Everyone around us was so kind because we were all connected in our awe, and aware that each of us, in our way, had worked hard and travelled so far to get to this very moment in our lives. People offered to take photos for strangers and kindly moved out of view so that everyone could capture that perfect sunrise photo to take home and share with their loved ones who couldn’t make the trip. The kindness of strangers-people from all cultures and walks of life-was certainly alive and well in Peru.
Machu Picchu is one of the more challenging must-see destinations in the world and requires significant planning and coordinating, but it truly is an unforgettable and unparalleled experience and one that we will always treasure. We’re so glad that we chose it as one of our first destinations on the part of our round-the-world-honeymoon!

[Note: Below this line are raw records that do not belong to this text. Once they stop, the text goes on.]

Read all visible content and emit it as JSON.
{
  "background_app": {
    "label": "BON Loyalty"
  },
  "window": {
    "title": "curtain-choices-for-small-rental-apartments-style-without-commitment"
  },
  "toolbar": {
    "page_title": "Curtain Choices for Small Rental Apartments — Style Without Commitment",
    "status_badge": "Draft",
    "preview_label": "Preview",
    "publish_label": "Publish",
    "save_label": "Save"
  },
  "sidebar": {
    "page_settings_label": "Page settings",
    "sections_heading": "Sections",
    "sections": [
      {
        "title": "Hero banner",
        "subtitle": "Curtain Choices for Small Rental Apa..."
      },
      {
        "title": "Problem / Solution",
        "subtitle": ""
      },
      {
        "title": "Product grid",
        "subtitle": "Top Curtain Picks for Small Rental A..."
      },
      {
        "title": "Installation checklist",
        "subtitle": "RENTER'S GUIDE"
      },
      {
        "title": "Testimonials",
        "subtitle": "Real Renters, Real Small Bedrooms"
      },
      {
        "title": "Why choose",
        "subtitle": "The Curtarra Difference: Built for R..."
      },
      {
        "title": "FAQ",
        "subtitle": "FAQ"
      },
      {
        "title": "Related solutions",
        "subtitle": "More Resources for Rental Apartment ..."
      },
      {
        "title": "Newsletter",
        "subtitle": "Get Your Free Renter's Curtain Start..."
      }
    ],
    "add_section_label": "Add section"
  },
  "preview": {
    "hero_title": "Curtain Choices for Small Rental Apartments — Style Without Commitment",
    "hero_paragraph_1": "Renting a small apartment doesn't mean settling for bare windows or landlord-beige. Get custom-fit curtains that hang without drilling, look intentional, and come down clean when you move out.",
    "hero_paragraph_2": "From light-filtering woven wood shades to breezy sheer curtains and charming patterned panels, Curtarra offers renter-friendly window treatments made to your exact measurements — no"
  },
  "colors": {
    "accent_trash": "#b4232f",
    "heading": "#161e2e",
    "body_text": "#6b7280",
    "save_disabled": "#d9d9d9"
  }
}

If you didn’t already, check out the first part of their Wanderluck story here. If you want to read more about the adventures of Camille and Niels, you can check out their Story of my World profile or take a look on their blog: www.CoupleaWanderers.com or follow their Instagram for more crazy travel photos!